Accurate and thorough documentation ensures that all services billed are fully supported by detailed documentation, clearly demonstrating the necessity and compliance of the services provided. Since having accurate documentation is often the primary focus of UPIC audits, healthcare organizations should take particular care in this area.
4. Staying Informed on Billing and Coding Updates
Medical billing and coding best practices is continuously evolving. Staying abreast of updates and ensuring that billing practices reflect the latest standards is crucial. Errors in coding can lead to unintentional billing discrepancies, drawing unwanted attention from UPIC auditors.
5. Developing a Response Plan
Having a response plan in place is crucial for efficiently addressing audit requests. This includes designating a team to handle communications with UPIC auditors, compiling necessary documentation, and ensuring responses are timely and comprehensive. Preparedness can significantly reduce the stress and disruption associated with audit requests.
6. Reviewing Provider Enrollment Information
Accuracy in provider enrollment information is a simple yet often overlooked aspect of compliance. Regularly verifying that this information is correct and up-to-date can prevent unnecessary scrutiny.

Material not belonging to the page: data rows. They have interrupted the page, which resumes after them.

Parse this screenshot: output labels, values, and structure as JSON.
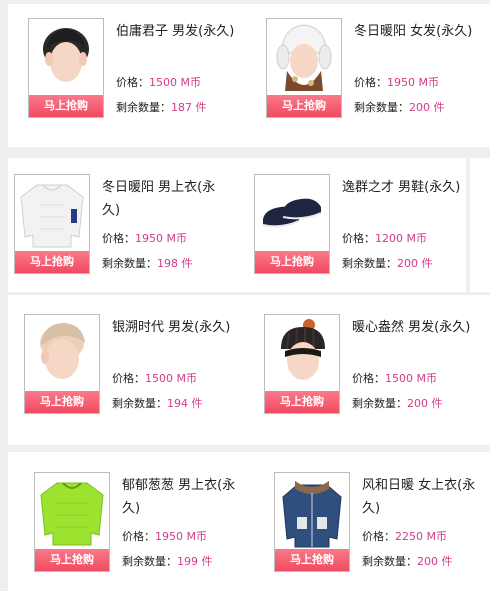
{
  "buy_label": "马上抢购",
  "price_label": "价格：",
  "stock_label": "剩余数量：",
  "items": [
    {
      "name": "伯庸君子 男发(永久)",
      "price": "1500",
      "currency": "M币",
      "stock": "187",
      "unit": "件",
      "icon": "male-hair-icon"
    },
    {
      "name": "冬日暖阳 女发(永久)",
      "price": "1950",
      "currency": "M币",
      "stock": "200",
      "unit": "件",
      "icon": "female-hat-icon"
    },
    {
      "name": "冬日暖阳 男上衣(永久)",
      "price": "1950",
      "currency": "M币",
      "stock": "198",
      "unit": "件",
      "icon": "sweater-icon"
    },
    {
      "name": "逸群之才 男鞋(永久)",
      "price": "1200",
      "currency": "M币",
      "stock": "200",
      "unit": "件",
      "icon": "shoes-icon"
    },
    {
      "name": "银溯时代 男发(永久)",
      "price": "1500",
      "currency": "M币",
      "stock": "194",
      "unit": "件",
      "icon": "silver-hair-icon"
    },
    {
      "name": "暖心盎然 男发(永久)",
      "price": "1500",
      "currency": "M币",
      "stock": "200",
      "unit": "件",
      "icon": "beanie-hair-icon"
    },
    {
      "name": "郁郁葱葱 男上衣(永久)",
      "price": "1950",
      "currency": "M币",
      "stock": "199",
      "unit": "件",
      "icon": "green-sweater-icon"
    },
    {
      "name": "风和日暖 女上衣(永久)",
      "price": "2250",
      "currency": "M币",
      "stock": "200",
      "unit": "件",
      "icon": "denim-jacket-icon"
    }
  ]
}
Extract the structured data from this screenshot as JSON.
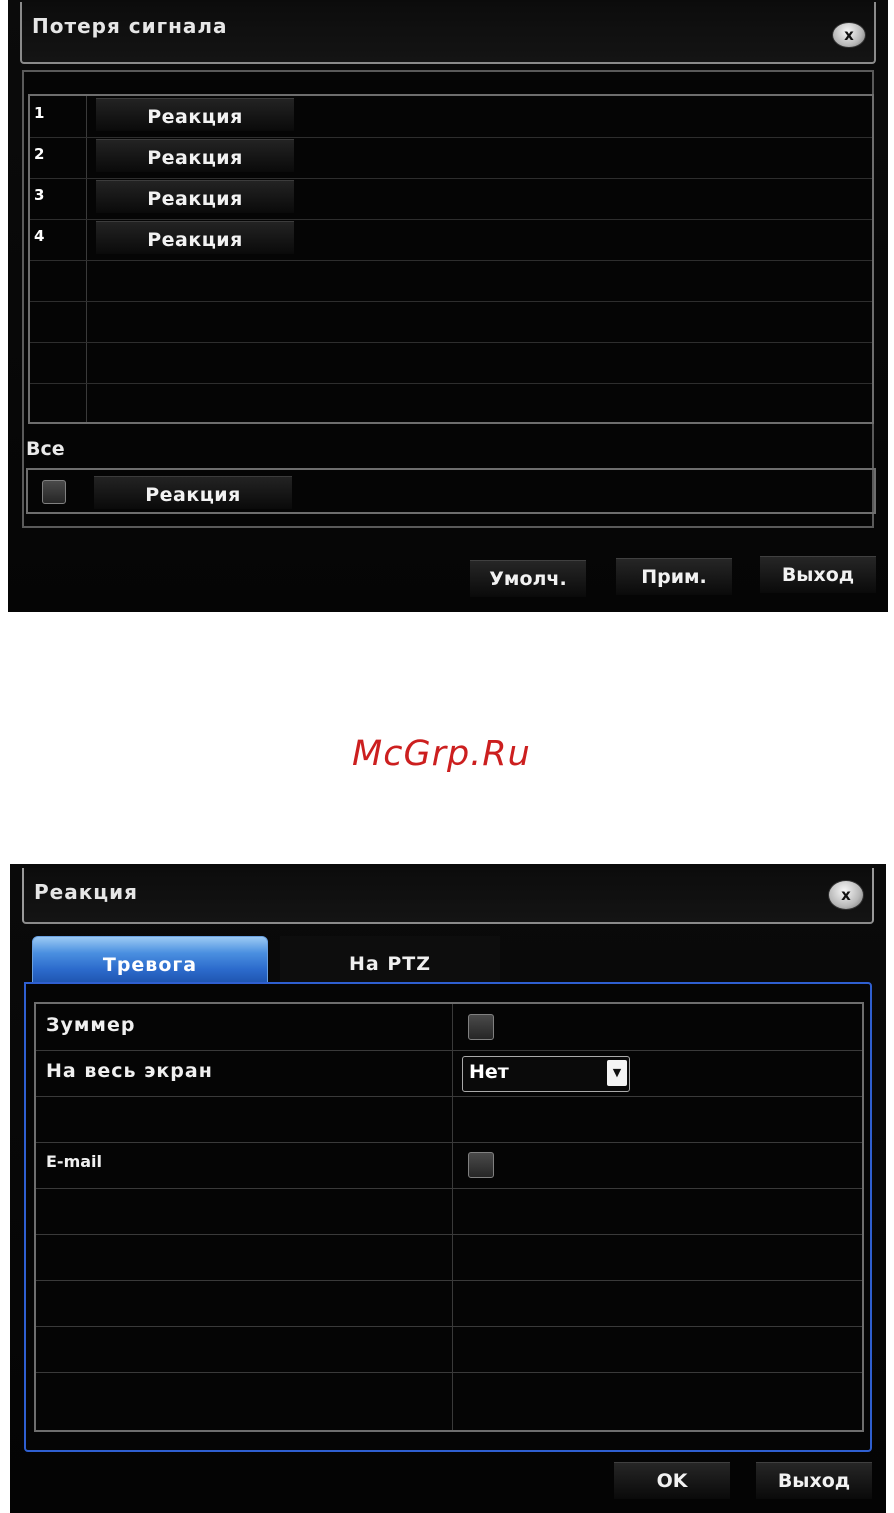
{
  "signal_loss_dialog": {
    "title": "Потеря сигнала",
    "close_icon": "x",
    "channels": [
      {
        "number": "1",
        "action_label": "Реакция"
      },
      {
        "number": "2",
        "action_label": "Реакция"
      },
      {
        "number": "3",
        "action_label": "Реакция"
      },
      {
        "number": "4",
        "action_label": "Реакция"
      }
    ],
    "all_label": "Все",
    "all_action_label": "Реакция",
    "all_checked": false,
    "buttons": {
      "default": "Умолч.",
      "apply": "Прим.",
      "exit": "Выход"
    }
  },
  "watermark": "McGrp.Ru",
  "reaction_dialog": {
    "title": "Реакция",
    "close_icon": "x",
    "tabs": [
      {
        "label": "Тревога",
        "active": true
      },
      {
        "label": "На PTZ",
        "active": false
      }
    ],
    "rows": {
      "buzzer_label": "Зуммер",
      "buzzer_checked": false,
      "fullscreen_label": "На весь экран",
      "fullscreen_value": "Нет",
      "email_label": "E-mail",
      "email_checked": false
    },
    "buttons": {
      "ok": "OK",
      "exit": "Выход"
    }
  },
  "colors": {
    "background": "#050505",
    "text": "#f0f0f0",
    "active_tab": "#2c6bcc",
    "panel_border_blue": "#2f5fd0",
    "watermark": "#cc1f1f"
  }
}
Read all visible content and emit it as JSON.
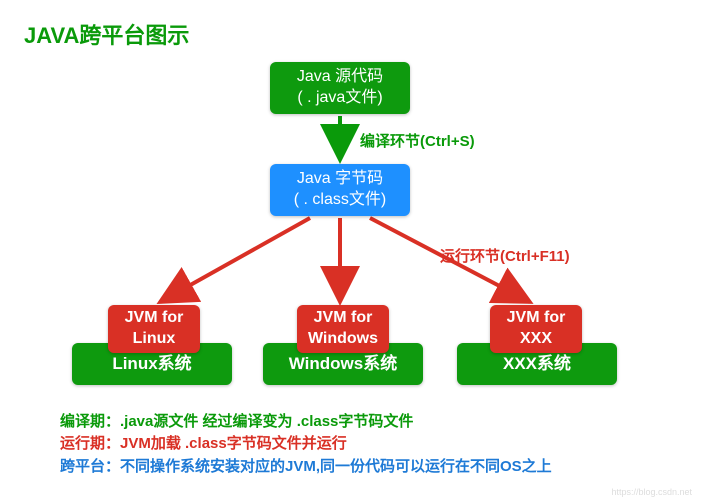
{
  "title": "JAVA跨平台图示",
  "nodes": {
    "source": {
      "line1": "Java 源代码",
      "line2": "( . java文件)"
    },
    "bytecode": {
      "line1": "Java 字节码",
      "line2": "( . class文件)"
    },
    "jvm1": {
      "line1": "JVM for",
      "line2": "Linux"
    },
    "jvm2": {
      "line1": "JVM for",
      "line2": "Windows"
    },
    "jvm3": {
      "line1": "JVM for",
      "line2": "XXX"
    },
    "os1": "Linux系统",
    "os2": "Windows系统",
    "os3": "XXX系统"
  },
  "labels": {
    "compile": "编译环节(Ctrl+S)",
    "run": "运行环节(Ctrl+F11)"
  },
  "footer": {
    "line1": "编译期：.java源文件 经过编译变为 .class字节码文件",
    "line2": "运行期：JVM加载 .class字节码文件并运行",
    "line3": "跨平台：不同操作系统安装对应的JVM,同一份代码可以运行在不同OS之上"
  },
  "chart_data": {
    "type": "diagram",
    "title": "JAVA跨平台图示",
    "nodes": [
      {
        "id": "source",
        "label": "Java 源代码 (.java文件)",
        "color": "green"
      },
      {
        "id": "bytecode",
        "label": "Java 字节码 (.class文件)",
        "color": "blue"
      },
      {
        "id": "jvm_linux",
        "label": "JVM for Linux",
        "color": "red"
      },
      {
        "id": "jvm_windows",
        "label": "JVM for Windows",
        "color": "red"
      },
      {
        "id": "jvm_xxx",
        "label": "JVM for XXX",
        "color": "red"
      },
      {
        "id": "os_linux",
        "label": "Linux系统",
        "color": "green"
      },
      {
        "id": "os_windows",
        "label": "Windows系统",
        "color": "green"
      },
      {
        "id": "os_xxx",
        "label": "XXX系统",
        "color": "green"
      }
    ],
    "edges": [
      {
        "from": "source",
        "to": "bytecode",
        "label": "编译环节(Ctrl+S)",
        "color": "green"
      },
      {
        "from": "bytecode",
        "to": "jvm_linux",
        "label": "运行环节(Ctrl+F11)",
        "color": "red"
      },
      {
        "from": "bytecode",
        "to": "jvm_windows",
        "label": "运行环节(Ctrl+F11)",
        "color": "red"
      },
      {
        "from": "bytecode",
        "to": "jvm_xxx",
        "label": "运行环节(Ctrl+F11)",
        "color": "red"
      },
      {
        "from": "jvm_linux",
        "to": "os_linux",
        "color": "none"
      },
      {
        "from": "jvm_windows",
        "to": "os_windows",
        "color": "none"
      },
      {
        "from": "jvm_xxx",
        "to": "os_xxx",
        "color": "none"
      }
    ],
    "annotations": [
      "编译期：.java源文件 经过编译变为 .class字节码文件",
      "运行期：JVM加载 .class字节码文件并运行",
      "跨平台：不同操作系统安装对应的JVM,同一份代码可以运行在不同OS之上"
    ]
  }
}
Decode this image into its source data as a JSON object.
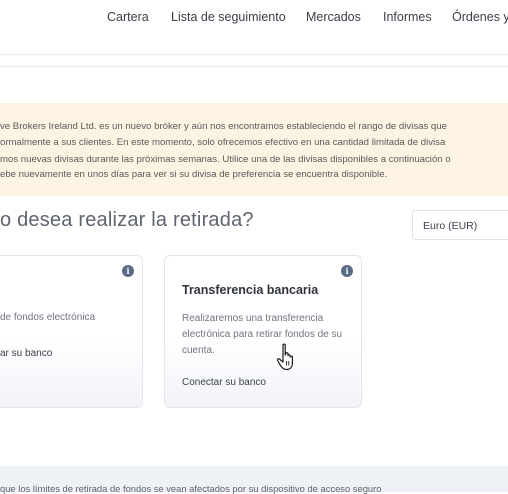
{
  "nav": {
    "items": [
      "Cartera",
      "Lista de seguimiento",
      "Mercados",
      "Informes",
      "Órdenes y"
    ]
  },
  "notice": {
    "lines": [
      "ve Brokers Ireland Ltd. es un nuevo bróker y aún nos encontramos estableciendo el rango de divisas que",
      "ormalmente a sus clientes. En este momento, solo ofrecemos efectivo en una cantidad limitada de divisa",
      "mos nuevas divisas durante las próximas semanas. Utilice una de las divisas disponibles a continuación o",
      "ebe nuevamente en unos días para ver si su divisa de preferencia se encuentra disponible."
    ],
    "background": "#fdf3e3"
  },
  "heading": "o desea realizar la retirada?",
  "currency_select": {
    "value": "Euro (EUR)"
  },
  "cards": {
    "left": {
      "desc": "de fondos electrónica",
      "link": "ar su banco"
    },
    "right": {
      "title": "Transferencia bancaria",
      "desc": "Realizaremos una transferencia electrónica para retirar fondos de su cuenta.",
      "link": "Conectar su banco"
    },
    "info_icon": "i"
  },
  "footer": {
    "text": "que los límites de retirada de fondos se vean afectados por su dispositivo de acceso seguro"
  }
}
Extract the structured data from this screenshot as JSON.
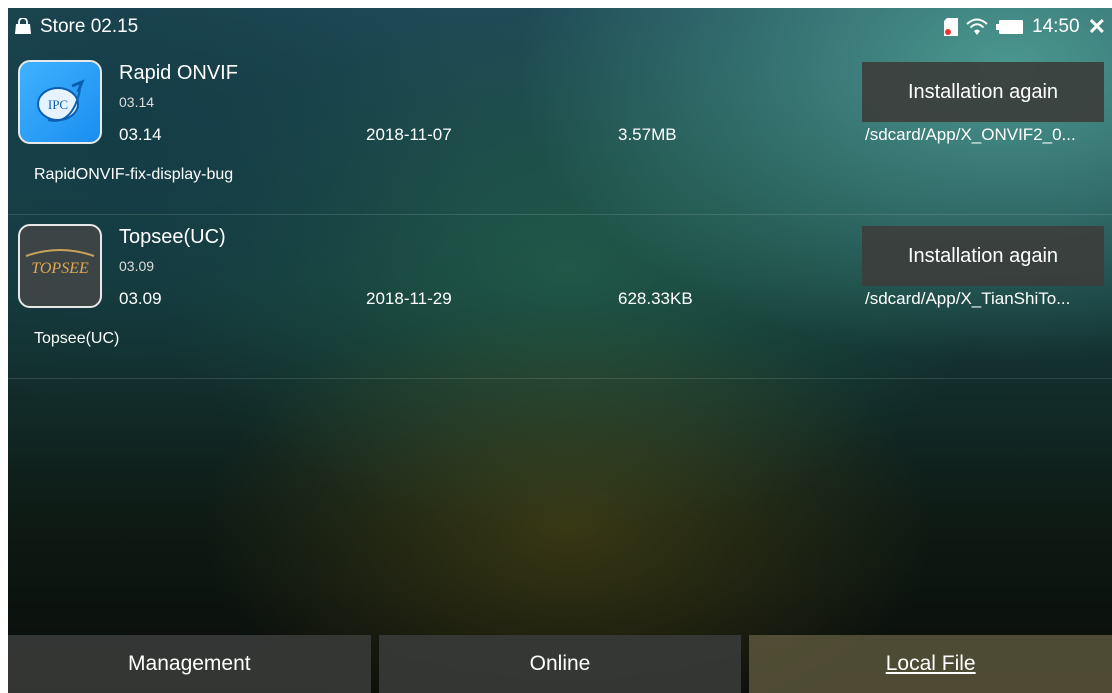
{
  "status_bar": {
    "title": "Store 02.15",
    "time": "14:50",
    "icons": [
      "bag-icon",
      "sd-card-icon",
      "wifi-icon",
      "battery-icon",
      "close-icon"
    ],
    "close_glyph": "✕"
  },
  "apps": [
    {
      "name": "Rapid ONVIF",
      "version_small": "03.14",
      "version": "03.14",
      "date": "2018-11-07",
      "size": "3.57MB",
      "path": "/sdcard/App/X_ONVIF2_0...",
      "description": "RapidONVIF-fix-display-bug",
      "button_label": "Installation again",
      "icon_text": "IPC"
    },
    {
      "name": "Topsee(UC)",
      "version_small": "03.09",
      "version": "03.09",
      "date": "2018-11-29",
      "size": "628.33KB",
      "path": "/sdcard/App/X_TianShiTo...",
      "description": "Topsee(UC)",
      "button_label": "Installation again",
      "icon_text": "TOPSEE"
    }
  ],
  "tabs": [
    {
      "label": "Management",
      "active": false
    },
    {
      "label": "Online",
      "active": false
    },
    {
      "label": "Local File",
      "active": true
    }
  ]
}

7. Engaging Legal and Compliance Experts
Expertise matters. Engaging with healthcare attorneys or compliance consultants can provide valuable insights into best practices and help fortify an organization’s compliance framework. These experts can also be invaluable allies in the event of an audit.
8. Educating and Training Staff
Education is a powerful tool in ensuring compliance. Regular training sessions for staff on the importance of accurate billing, proper documentation, and compliance can significantly reduce the risk of fraud and abuse.
9. Maintaining Open Communication
Creating an environment where employees feel comfortable reporting potential compliance issues is essential. An effective internal reporting mechanism can help catch and address issues early, mitigating potential risks.
10. Preparing for Onsite Visits
Finally, healthcare organizations should be prepared for the possibility of onsite visits from UPIC auditors. Ensuring that facilities comply with health and safety standards, and that privacy protections are in place, can help these visits go smoothly.
Ensuring UPIC Audit Success
By implementing robust compliance programs, conducting regular internal audits, and fostering an organizational culture of integrity, healthcare organizations can significantly mitigate the risk of adverse findings in a UPIC audit.
Compliancy Group’s healthcare compliance tracking software is the perfect tool for ensuring adherence to regulatory standards and providing the proof you need in the event of an audit. The software platform allows you to administer policies and procedures and provide training to your staff seamlessly. Administrators can easily generate reports that prove their compliance efforts, and staff can anonymously report suspected incidents of fraud and abuse.